logical; if TRUE treat unresolved conflicts as errors.


logical; unless FALSE issue a warning message when conflicts are found.


logical; if TRUE ignore conflicts created by defining S4 generics for functions on the search path.


logical; if TRUE do not treat conflicts with required packages as errors.


character vector of names of packages that are allowed to be masked. These would typically be base packages attached by default.


Some packages have restrictive licenses, and there is a mechanism to allow users to be aware of such licenses. If getOption("checkPackageLicense") == TRUE, then at first use of a namespace of a package with a not-known-to-be-FOSS (see below) license the user is asked to view and accept the license: a list of accepted licenses is stored in file ‘~/.R/licensed’. In a non-interactive session it is an error to use such a package whose license has not already been recorded as accepted.

Free or Open Source Software (FOSS, e.g. packages are determined by the same filters used by available.packages but applied to just the current package, not its dependencies.

There can also be a site-wide file ‘R_HOME/etc/’ of packages (one per line).

Formal methods

library takes some further actions when package methods is attached (as it is by default). Packages may define formal generic functions as well as re-defining functions in other packages (notably base) to be generic, and this information is cached whenever such a namespace is loaded after methods and re-defined functions (implicit generics) are excluded from the list of conflicts. The caching and check for conflicts require looking for a pattern of objects; the search may be avoided by defining an object .noGenerics (with any value) in the namespace. Naturally, if the package does have any such methods, this will prevent them from being used.


library and require can only load/attach an installed package, and this is detected by having a ‘DESCRIPTION’ file containing a ‘⁠Built:⁠’ field.

Under Unix-alikes, the code checks that the package was installed under a similar operating system as given by R.version$platform (the canonical name of the platform under which R was compiled), provided it contains compiled code. Packages which do not contain compiled code can be shared between Unix-alikes, but not to other OSes because of potential problems with line endings and OS-specific help files. If sub-architectures are used, the OS similarity is not checked since the OS used to build may differ (e.g. i386-pc-linux-gnu code can be built on an x86_64-unknown-linux-gnu OS).

The package name given to library and require must match the name given in the package's ‘DESCRIPTION’ file exactly, even on case-insensitive file systems such as are common on Windows and macOS.


Becker, R. A., Chambers, J. M. and Wilks, A. R. (1988) The New S Language. Wadsworth & Brooks/Cole.

See Also

.libPaths, .packages.

attach, detach, search, objects, autoload, requireNamespace, library.dynam, data, install.packages and installed.packages; INSTALL, REMOVE.

The initial set of packages attached is set by options(defaultPackages=): see also Startup.

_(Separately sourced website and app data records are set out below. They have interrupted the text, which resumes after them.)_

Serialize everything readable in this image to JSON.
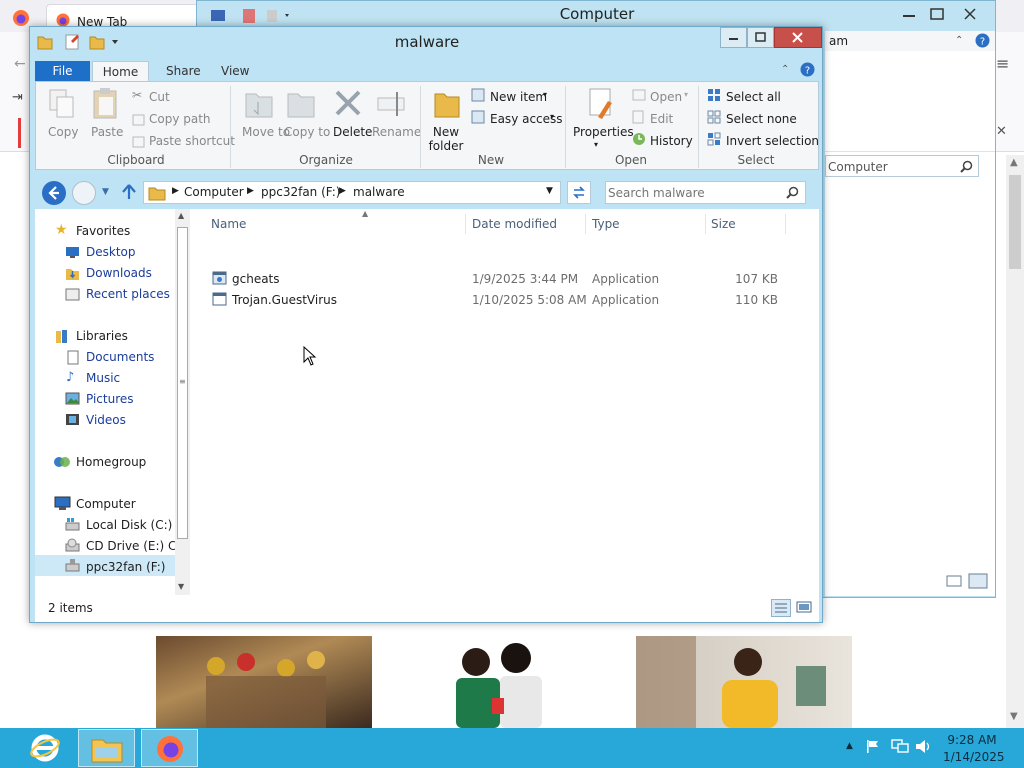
{
  "browser": {
    "tab_title": "New Tab",
    "background_window_title": "Computer",
    "background_search_text": "Computer",
    "background_ribbon_partial": "am"
  },
  "explorer": {
    "title": "malware",
    "ribbon_tabs": [
      "File",
      "Home",
      "Share",
      "View"
    ],
    "clipboard": {
      "copy": "Copy",
      "paste": "Paste",
      "cut": "Cut",
      "copy_path": "Copy path",
      "paste_shortcut": "Paste shortcut",
      "group": "Clipboard"
    },
    "organize": {
      "move_to": "Move to",
      "copy_to": "Copy to",
      "delete": "Delete",
      "rename": "Rename",
      "group": "Organize"
    },
    "new": {
      "new_folder_1": "New",
      "new_folder_2": "folder",
      "new_item": "New item",
      "easy_access": "Easy access",
      "group": "New"
    },
    "open": {
      "properties": "Properties",
      "open": "Open",
      "edit": "Edit",
      "history": "History",
      "group": "Open"
    },
    "select": {
      "select_all": "Select all",
      "select_none": "Select none",
      "invert": "Invert selection",
      "group": "Select"
    },
    "breadcrumb": [
      "Computer",
      "ppc32fan (F:)",
      "malware"
    ],
    "search_placeholder": "Search malware",
    "nav": {
      "favorites": "Favorites",
      "favorites_items": [
        "Desktop",
        "Downloads",
        "Recent places"
      ],
      "libraries": "Libraries",
      "libraries_items": [
        "Documents",
        "Music",
        "Pictures",
        "Videos"
      ],
      "homegroup": "Homegroup",
      "computer": "Computer",
      "computer_items": [
        "Local Disk (C:)",
        "CD Drive (E:) CDF",
        "ppc32fan (F:)"
      ]
    },
    "columns": [
      "Name",
      "Date modified",
      "Type",
      "Size"
    ],
    "files": [
      {
        "name": "gcheats",
        "date": "1/9/2025 3:44 PM",
        "type": "Application",
        "size": "107 KB"
      },
      {
        "name": "Trojan.GuestVirus",
        "date": "1/10/2025 5:08 AM",
        "type": "Application",
        "size": "110 KB"
      }
    ],
    "status": "2 items"
  },
  "taskbar": {
    "time": "9:28 AM",
    "date": "1/14/2025"
  },
  "colors": {
    "taskbar": "#28a8d8",
    "window_frame": "#bde3f4",
    "close_button": "#c7504a",
    "file_tab": "#1e6fc8"
  },
  "icons": [
    "firefox-icon",
    "ie-icon",
    "file-explorer-icon",
    "folder-icon",
    "application-icon",
    "flag-icon",
    "network-icon",
    "speaker-icon"
  ]
}
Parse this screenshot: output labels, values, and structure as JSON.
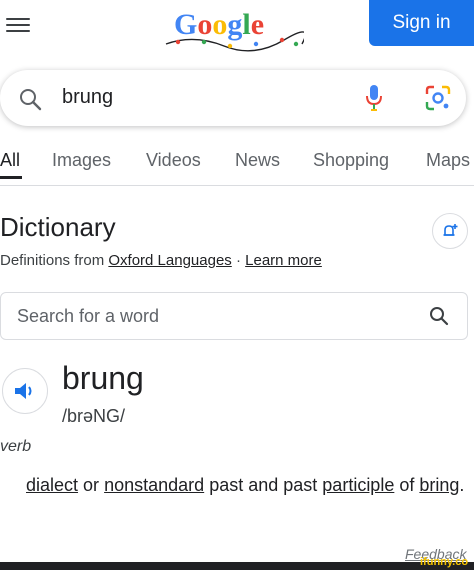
{
  "header": {
    "signin_label": "Sign in",
    "logo_letters": [
      "G",
      "o",
      "o",
      "g",
      "l",
      "e"
    ],
    "logo_colors": [
      "#4285f4",
      "#ea4335",
      "#fbbc05",
      "#4285f4",
      "#34a853",
      "#ea4335"
    ]
  },
  "search": {
    "query": "brung"
  },
  "tabs": [
    {
      "label": "All",
      "active": true
    },
    {
      "label": "Images",
      "active": false
    },
    {
      "label": "Videos",
      "active": false
    },
    {
      "label": "News",
      "active": false
    },
    {
      "label": "Shopping",
      "active": false
    },
    {
      "label": "Maps",
      "active": false
    }
  ],
  "dictionary": {
    "title": "Dictionary",
    "definitions_from": "Definitions from",
    "source": "Oxford Languages",
    "separator": "·",
    "learn_more": "Learn more",
    "search_placeholder": "Search for a word",
    "headword": "brung",
    "pronunciation": "/brəNG/",
    "part_of_speech": "verb",
    "definition": {
      "word1": "dialect",
      "or": "or",
      "word2": "nonstandard",
      "middle": "past and past",
      "word3": "participle",
      "of": "of",
      "word4": "bring",
      "end": "."
    }
  },
  "footer": {
    "feedback": "Feedback",
    "watermark": "ifunny.co"
  },
  "colors": {
    "accent": "#1a73e8",
    "text": "#202124",
    "muted": "#5f6368"
  }
}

library()                   # list all available packages
library(lib.loc = .Library) # list all packages in the default library
library(help = splines)     # documentation on package 'splines'
library(splines)            # attach package 'splines'
require(splines)            # the same
search()                    # "splines", too

# if the package name is in a character vector, use
pkg <- "splines"
library(pkg, character.only = TRUE)
detach(pos = match(paste("package", pkg, sep = ":"), search()))

require(pkg, character.only = TRUE)
detach(pos = match(paste("package", pkg, sep = ":"), search()))

require(nonexistent)        # FALSE
## Not run: 
## if you want to mask as little as possible, use
library(mypkg, pos = "package:base")

## End(Not run)

[Package base version 4.4.1 Index]